February 15, 1994 |
When Witold Lutoslawski arrived in Philadelphia nearly seven years ago, he opened a musical window that Philadelphians scarcely knew existed. The composer's music had rarely been performed here, and the drama of his life and the growing impact of his music had been sensed mostly in Europe. That year, he was making it his mission to let Americans hear his music, and he took the podium of the Philadelphia Orchestra with the assurance of a prince-regent looking out on a public soon to be his own. His presence that spring was so vivid and his music so distinctive that his death Monday in Warsaw at the age of 81 seemed disputable.
January 29, 2004 |
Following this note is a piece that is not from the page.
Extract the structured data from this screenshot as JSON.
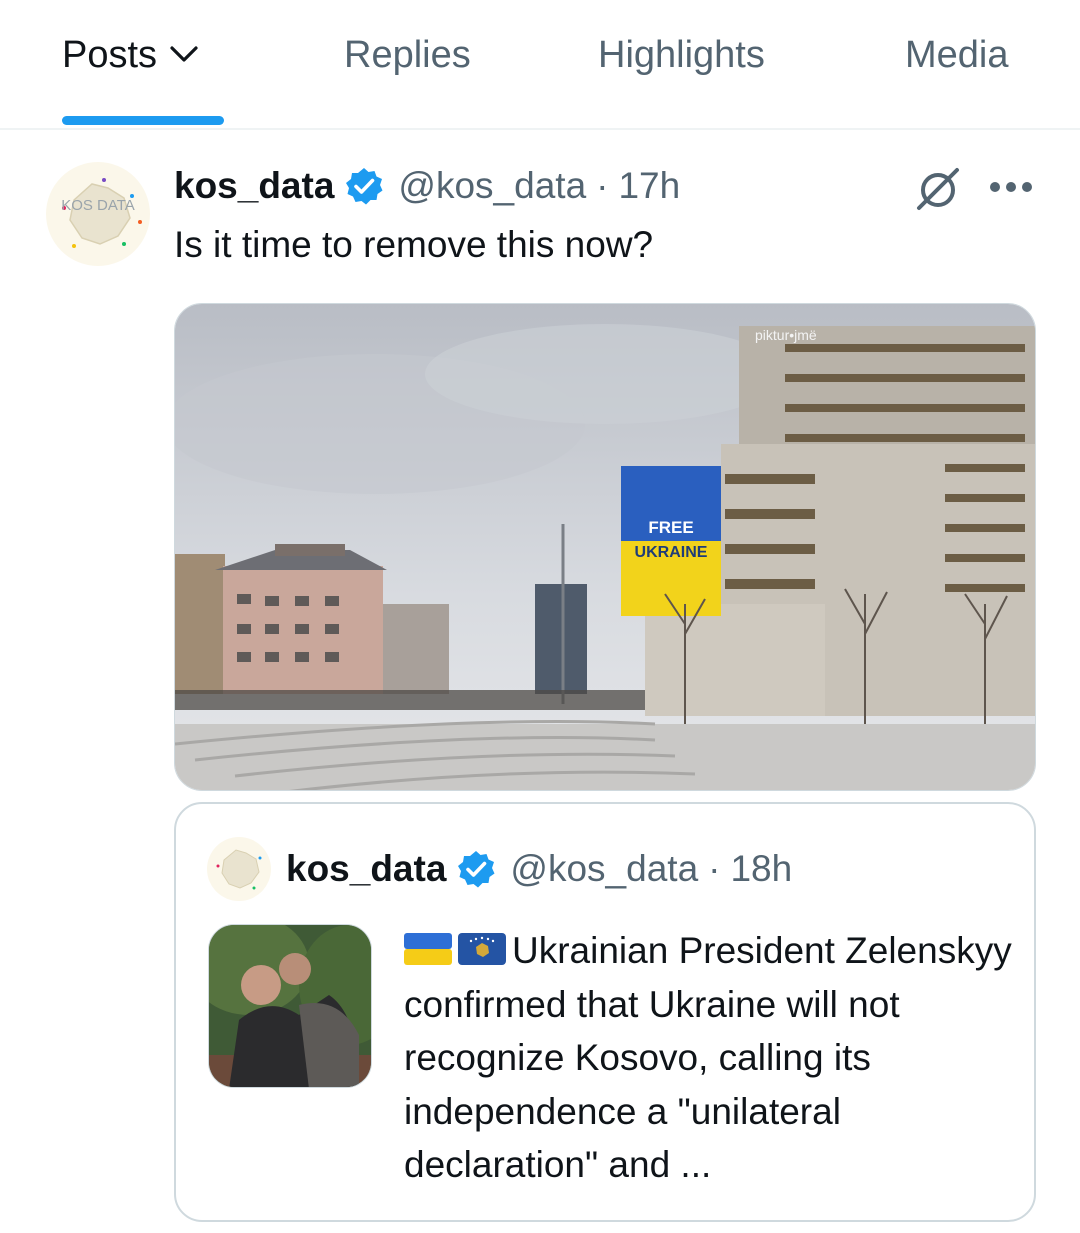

Pianist and conductor Ignat Solzhenitsyn, who has acted as principal conductor of the Chamber Orchestra of Philadelphia since 1998, will take over the post of music director next season. Solzhenitsyn becomes only the second music director in the ensemble's 39-year history, taking over from founder Marc Mostovoy, who will serve as senior adviser to the orchestra. "I am honored by the Chamber Orchestra board's confidence in me," Solzhenitsyn said yesterday. "We are united in our aim to strengthen our position as a world-class chamber orchestra, and I am excited about taking on the additional responsibilities of music director as we strive toward that goal.